Items from a data source:
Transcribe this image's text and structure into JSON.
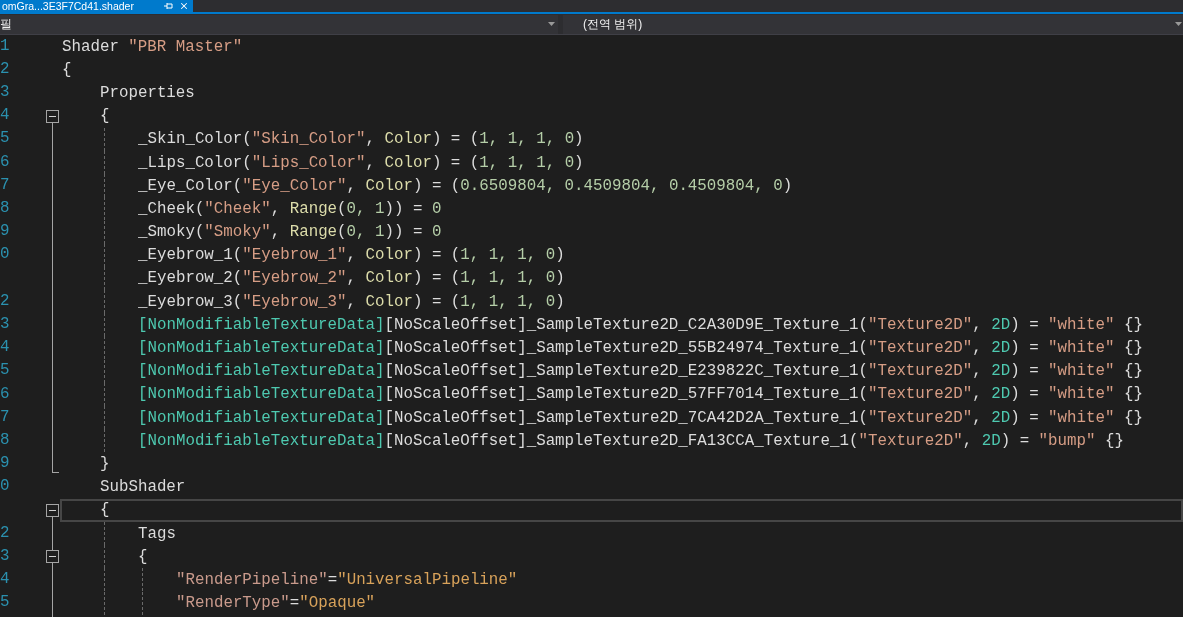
{
  "tab": {
    "title": "omGra...3E3F7Cd41.shader",
    "selected": true
  },
  "navigation_bar": {
    "left_dropdown": {
      "value": "필"
    },
    "right_dropdown": {
      "value": "(전역 범위)"
    }
  },
  "editor": {
    "lines": [
      {
        "number": "1",
        "current": false,
        "tokens": [
          {
            "kind": "plain",
            "text": "Shader "
          },
          {
            "kind": "string",
            "text": "\"PBR Master\""
          }
        ]
      },
      {
        "number": "2",
        "current": false,
        "tokens": [
          {
            "kind": "plain",
            "text": "{"
          }
        ],
        "children": [
          {
            "number": "3",
            "current": false,
            "tokens": [
              {
                "kind": "plain",
                "text": "Properties"
              }
            ]
          },
          {
            "number": "4",
            "current": false,
            "expanded": true,
            "tokens": [
              {
                "kind": "plain",
                "text": "{"
              }
            ],
            "children": [
              {
                "number": "5",
                "current": false,
                "tokens": [
                  {
                    "kind": "plain",
                    "text": "_Skin_Color("
                  },
                  {
                    "kind": "string",
                    "text": "\"Skin_Color\""
                  },
                  {
                    "kind": "plain",
                    "text": ", "
                  },
                  {
                    "kind": "type",
                    "text": "Color"
                  },
                  {
                    "kind": "plain",
                    "text": ") = ("
                  },
                  {
                    "kind": "number",
                    "text": "1, 1, 1, 0"
                  },
                  {
                    "kind": "plain",
                    "text": ")"
                  }
                ]
              },
              {
                "number": "6",
                "current": false,
                "tokens": [
                  {
                    "kind": "plain",
                    "text": "_Lips_Color("
                  },
                  {
                    "kind": "string",
                    "text": "\"Lips_Color\""
                  },
                  {
                    "kind": "plain",
                    "text": ", "
                  },
                  {
                    "kind": "type",
                    "text": "Color"
                  },
                  {
                    "kind": "plain",
                    "text": ") = ("
                  },
                  {
                    "kind": "number",
                    "text": "1, 1, 1, 0"
                  },
                  {
                    "kind": "plain",
                    "text": ")"
                  }
                ]
              },
              {
                "number": "7",
                "current": false,
                "tokens": [
                  {
                    "kind": "plain",
                    "text": "_Eye_Color("
                  },
                  {
                    "kind": "string",
                    "text": "\"Eye_Color\""
                  },
                  {
                    "kind": "plain",
                    "text": ", "
                  },
                  {
                    "kind": "type",
                    "text": "Color"
                  },
                  {
                    "kind": "plain",
                    "text": ") = ("
                  },
                  {
                    "kind": "number",
                    "text": "0.6509804, 0.4509804, 0.4509804, 0"
                  },
                  {
                    "kind": "plain",
                    "text": ")"
                  }
                ]
              },
              {
                "number": "8",
                "current": false,
                "tokens": [
                  {
                    "kind": "plain",
                    "text": "_Cheek("
                  },
                  {
                    "kind": "string",
                    "text": "\"Cheek\""
                  },
                  {
                    "kind": "plain",
                    "text": ", "
                  },
                  {
                    "kind": "type",
                    "text": "Range"
                  },
                  {
                    "kind": "plain",
                    "text": "("
                  },
                  {
                    "kind": "number",
                    "text": "0, 1"
                  },
                  {
                    "kind": "plain",
                    "text": ")) = "
                  },
                  {
                    "kind": "number",
                    "text": "0"
                  }
                ]
              },
              {
                "number": "9",
                "current": false,
                "tokens": [
                  {
                    "kind": "plain",
                    "text": "_Smoky("
                  },
                  {
                    "kind": "string",
                    "text": "\"Smoky\""
                  },
                  {
                    "kind": "plain",
                    "text": ", "
                  },
                  {
                    "kind": "type",
                    "text": "Range"
                  },
                  {
                    "kind": "plain",
                    "text": "("
                  },
                  {
                    "kind": "number",
                    "text": "0, 1"
                  },
                  {
                    "kind": "plain",
                    "text": ")) = "
                  },
                  {
                    "kind": "number",
                    "text": "0"
                  }
                ]
              },
              {
                "number": "0",
                "current": false,
                "tokens": [
                  {
                    "kind": "plain",
                    "text": "_Eyebrow_1("
                  },
                  {
                    "kind": "string",
                    "text": "\"Eyebrow_1\""
                  },
                  {
                    "kind": "plain",
                    "text": ", "
                  },
                  {
                    "kind": "type",
                    "text": "Color"
                  },
                  {
                    "kind": "plain",
                    "text": ") = ("
                  },
                  {
                    "kind": "number",
                    "text": "1, 1, 1, 0"
                  },
                  {
                    "kind": "plain",
                    "text": ")"
                  }
                ]
              },
              {
                "current": false,
                "tokens": [
                  {
                    "kind": "plain",
                    "text": "_Eyebrow_2("
                  },
                  {
                    "kind": "string",
                    "text": "\"Eyebrow_2\""
                  },
                  {
                    "kind": "plain",
                    "text": ", "
                  },
                  {
                    "kind": "type",
                    "text": "Color"
                  },
                  {
                    "kind": "plain",
                    "text": ") = ("
                  },
                  {
                    "kind": "number",
                    "text": "1, 1, 1, 0"
                  },
                  {
                    "kind": "plain",
                    "text": ")"
                  }
                ]
              },
              {
                "number": "2",
                "current": false,
                "tokens": [
                  {
                    "kind": "plain",
                    "text": "_Eyebrow_3("
                  },
                  {
                    "kind": "string",
                    "text": "\"Eyebrow_3\""
                  },
                  {
                    "kind": "plain",
                    "text": ", "
                  },
                  {
                    "kind": "type",
                    "text": "Color"
                  },
                  {
                    "kind": "plain",
                    "text": ") = ("
                  },
                  {
                    "kind": "number",
                    "text": "1, 1, 1, 0"
                  },
                  {
                    "kind": "plain",
                    "text": ")"
                  }
                ]
              },
              {
                "number": "3",
                "current": false,
                "tokens": [
                  {
                    "kind": "attribute",
                    "text": "[NonModifiableTextureData]"
                  },
                  {
                    "kind": "plain",
                    "text": "[NoScaleOffset]_SampleTexture2D_C2A30D9E_Texture_1("
                  },
                  {
                    "kind": "string",
                    "text": "\"Texture2D\""
                  },
                  {
                    "kind": "plain",
                    "text": ", "
                  },
                  {
                    "kind": "attribute",
                    "text": "2D"
                  },
                  {
                    "kind": "plain",
                    "text": ") = "
                  },
                  {
                    "kind": "string",
                    "text": "\"white\""
                  },
                  {
                    "kind": "plain",
                    "text": " {}"
                  }
                ]
              },
              {
                "number": "4",
                "current": false,
                "tokens": [
                  {
                    "kind": "attribute",
                    "text": "[NonModifiableTextureData]"
                  },
                  {
                    "kind": "plain",
                    "text": "[NoScaleOffset]_SampleTexture2D_55B24974_Texture_1("
                  },
                  {
                    "kind": "string",
                    "text": "\"Texture2D\""
                  },
                  {
                    "kind": "plain",
                    "text": ", "
                  },
                  {
                    "kind": "attribute",
                    "text": "2D"
                  },
                  {
                    "kind": "plain",
                    "text": ") = "
                  },
                  {
                    "kind": "string",
                    "text": "\"white\""
                  },
                  {
                    "kind": "plain",
                    "text": " {}"
                  }
                ]
              },
              {
                "number": "5",
                "current": false,
                "tokens": [
                  {
                    "kind": "attribute",
                    "text": "[NonModifiableTextureData]"
                  },
                  {
                    "kind": "plain",
                    "text": "[NoScaleOffset]_SampleTexture2D_E239822C_Texture_1("
                  },
                  {
                    "kind": "string",
                    "text": "\"Texture2D\""
                  },
                  {
                    "kind": "plain",
                    "text": ", "
                  },
                  {
                    "kind": "attribute",
                    "text": "2D"
                  },
                  {
                    "kind": "plain",
                    "text": ") = "
                  },
                  {
                    "kind": "string",
                    "text": "\"white\""
                  },
                  {
                    "kind": "plain",
                    "text": " {}"
                  }
                ]
              },
              {
                "number": "6",
                "current": false,
                "tokens": [
                  {
                    "kind": "attribute",
                    "text": "[NonModifiableTextureData]"
                  },
                  {
                    "kind": "plain",
                    "text": "[NoScaleOffset]_SampleTexture2D_57FF7014_Texture_1("
                  },
                  {
                    "kind": "string",
                    "text": "\"Texture2D\""
                  },
                  {
                    "kind": "plain",
                    "text": ", "
                  },
                  {
                    "kind": "attribute",
                    "text": "2D"
                  },
                  {
                    "kind": "plain",
                    "text": ") = "
                  },
                  {
                    "kind": "string",
                    "text": "\"white\""
                  },
                  {
                    "kind": "plain",
                    "text": " {}"
                  }
                ]
              },
              {
                "number": "7",
                "current": false,
                "tokens": [
                  {
                    "kind": "attribute",
                    "text": "[NonModifiableTextureData]"
                  },
                  {
                    "kind": "plain",
                    "text": "[NoScaleOffset]_SampleTexture2D_7CA42D2A_Texture_1("
                  },
                  {
                    "kind": "string",
                    "text": "\"Texture2D\""
                  },
                  {
                    "kind": "plain",
                    "text": ", "
                  },
                  {
                    "kind": "attribute",
                    "text": "2D"
                  },
                  {
                    "kind": "plain",
                    "text": ") = "
                  },
                  {
                    "kind": "string",
                    "text": "\"white\""
                  },
                  {
                    "kind": "plain",
                    "text": " {}"
                  }
                ]
              },
              {
                "number": "8",
                "current": false,
                "tokens": [
                  {
                    "kind": "attribute",
                    "text": "[NonModifiableTextureData]"
                  },
                  {
                    "kind": "plain",
                    "text": "[NoScaleOffset]_SampleTexture2D_FA13CCA_Texture_1("
                  },
                  {
                    "kind": "string",
                    "text": "\"Texture2D\""
                  },
                  {
                    "kind": "plain",
                    "text": ", "
                  },
                  {
                    "kind": "attribute",
                    "text": "2D"
                  },
                  {
                    "kind": "plain",
                    "text": ") = "
                  },
                  {
                    "kind": "string",
                    "text": "\"bump\""
                  },
                  {
                    "kind": "plain",
                    "text": " {}"
                  }
                ]
              }
            ]
          },
          {
            "number": "9",
            "current": false,
            "tokens": [
              {
                "kind": "plain",
                "text": "}"
              }
            ]
          },
          {
            "number": "0",
            "current": false,
            "tokens": [
              {
                "kind": "plain",
                "text": "SubShader"
              }
            ]
          },
          {
            "current": true,
            "expanded": true,
            "tokens": [
              {
                "kind": "plain",
                "text": "{"
              }
            ],
            "children": [
              {
                "number": "2",
                "current": false,
                "tokens": [
                  {
                    "kind": "plain",
                    "text": "Tags"
                  }
                ]
              },
              {
                "number": "3",
                "current": false,
                "expanded": true,
                "tokens": [
                  {
                    "kind": "plain",
                    "text": "{"
                  }
                ],
                "children": [
                  {
                    "number": "4",
                    "current": false,
                    "tokens": [
                      {
                        "kind": "tag_key",
                        "text": "\"RenderPipeline\""
                      },
                      {
                        "kind": "plain",
                        "text": "="
                      },
                      {
                        "kind": "tag_value",
                        "text": "\"UniversalPipeline\""
                      }
                    ]
                  },
                  {
                    "number": "5",
                    "current": false,
                    "tokens": [
                      {
                        "kind": "tag_key",
                        "text": "\"RenderType\""
                      },
                      {
                        "kind": "plain",
                        "text": "="
                      },
                      {
                        "kind": "tag_value",
                        "text": "\"Opaque\""
                      }
                    ]
                  }
                ]
              }
            ]
          }
        ]
      }
    ]
  }
}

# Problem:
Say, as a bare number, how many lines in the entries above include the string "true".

# Your response:
5